His proposal, which has more than 150 sponsors, would 1) provide a $25 tax credit to Americans to give to congressional candidates; 2) match donations under $150 on a 6-to-1 basis and 3) trigger matching funds if a Super-PAC attacks a participating candidate with a money dump.
The matching funds regime has proven successful in New York City and New Haven. Yet Rep. Sarbannes most intriguing idea is his own practice, which he humbly waited until the end of the evening to reveal.
In 2014, Sarbanes engaged in a self-imposed version of Congressional public campaign financing. His walking the walk deserves praise.
Rep. Sarbannes was almost shy in describing how he set up 100 precincts in his Congressional District where he wanted to raise $1,000 in small donations. If he met that threshhold, he said he arranged with high-roller donors to essentially match those small donations.
On Election Day, he had 93 out of 100 precincts with donations, and spent the rest of his day cold-calling constituents in those seven zones looking for donations. Some voters could not believe an actual Congressman called them.
Obviously, you think, Rep. Sarbanes must live in a safe district for him to do this. Of course. He did not necessarily need the $1.6 million a Congressman normally needs to run.
Rep. Sarbanes serves an urban district drawn for Democrats. His smallest margin of victory in five elections was 41,000 votes, or 19.1 percentage points, in 2014. Rep. Sarbanes enjoys a John Larson/Rosa DeLauro style district that he can probably keep as long as he needs.
He brings with him an Ivy League pedigree befitting a Senator’s son – Princeton and then Harvard Law (where he chaired the Harvard Law Democrats).
But let’s give credit – immense, heaping amounts like towers of whipped cream on a five-scoop vanilla, chocolate and strawberry sundae – where credit is due. Rep. Sarbanes uses his privilege in a way I never considered a Congressman might do. How you campaign is how you govern.
Am I naïve? This column probably counts as fanboying – but I was astonished to hear of a Congressman doing something like this. It restored a little hope for me, that a person of power and means realizes the depth of the problem requires action and sacrifice on his part.
The only thing close I can think of is when New Haven Mayoral candidate Justin Elicker voluntarily limited his fundraising in the 2013 general election to conform to the Democracy Fund’s limit of $370.00 maximum donations.
Elicker still raised enough to be competitive. It can be done, and small dollar donations empower citizens, as Rep. Sarbanes said.
Is this a new trend in political campaigns? Are we seeing leadership in action by candidates voluntarily, ethically, aspiring to more than what the law requires, in order to change the law?
I’m not so foolish to think Barack Obama’s appeal to small dollar donors in 2008 led him to governing as a populist. He opted out of presidential public campaign financing, despite having $427 million of his total $750 million come from come donors who gave less than $1,000.00.

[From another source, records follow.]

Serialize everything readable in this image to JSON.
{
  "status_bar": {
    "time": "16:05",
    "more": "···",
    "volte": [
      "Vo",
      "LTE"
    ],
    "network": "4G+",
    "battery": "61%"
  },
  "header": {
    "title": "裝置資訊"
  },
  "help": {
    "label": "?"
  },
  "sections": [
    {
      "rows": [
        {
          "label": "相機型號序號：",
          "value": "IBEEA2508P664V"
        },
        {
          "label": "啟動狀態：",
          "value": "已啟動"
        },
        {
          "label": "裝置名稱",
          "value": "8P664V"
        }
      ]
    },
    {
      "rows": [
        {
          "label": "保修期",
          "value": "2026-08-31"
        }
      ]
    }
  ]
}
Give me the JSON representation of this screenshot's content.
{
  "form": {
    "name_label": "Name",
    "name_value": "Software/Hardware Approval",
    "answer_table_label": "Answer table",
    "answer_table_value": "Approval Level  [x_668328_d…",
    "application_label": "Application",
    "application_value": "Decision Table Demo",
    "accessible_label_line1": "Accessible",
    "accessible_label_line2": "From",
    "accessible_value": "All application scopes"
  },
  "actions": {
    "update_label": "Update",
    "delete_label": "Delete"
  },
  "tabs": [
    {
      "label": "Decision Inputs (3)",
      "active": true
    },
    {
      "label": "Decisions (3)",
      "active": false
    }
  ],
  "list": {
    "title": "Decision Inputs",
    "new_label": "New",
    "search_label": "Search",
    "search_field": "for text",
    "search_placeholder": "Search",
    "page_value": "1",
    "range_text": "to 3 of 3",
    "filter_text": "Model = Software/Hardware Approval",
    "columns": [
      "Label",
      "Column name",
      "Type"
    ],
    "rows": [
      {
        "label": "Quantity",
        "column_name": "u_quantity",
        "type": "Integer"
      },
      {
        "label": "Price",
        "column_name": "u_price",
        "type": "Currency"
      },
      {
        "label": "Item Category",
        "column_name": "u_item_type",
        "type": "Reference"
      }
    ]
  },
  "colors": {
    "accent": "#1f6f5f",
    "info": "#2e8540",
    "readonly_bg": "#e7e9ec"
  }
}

Rep. Sarbanes predicted the presidential candidates in 2016 will pay lip service to small donors, but these campaigns will not empower small dollar donors. And, he pointed out that the rhetoric of billionaires owning the country comes from both sides of the aisle.
Republican Senator Ted Cruz of Texas rails against the rich buying elections, but Cruz co-opts the left’s language to propose solutions of less government regulations, not public campaign financing.
If we don’t get there first, Rep. Sarbanes warned our democracy is at risk.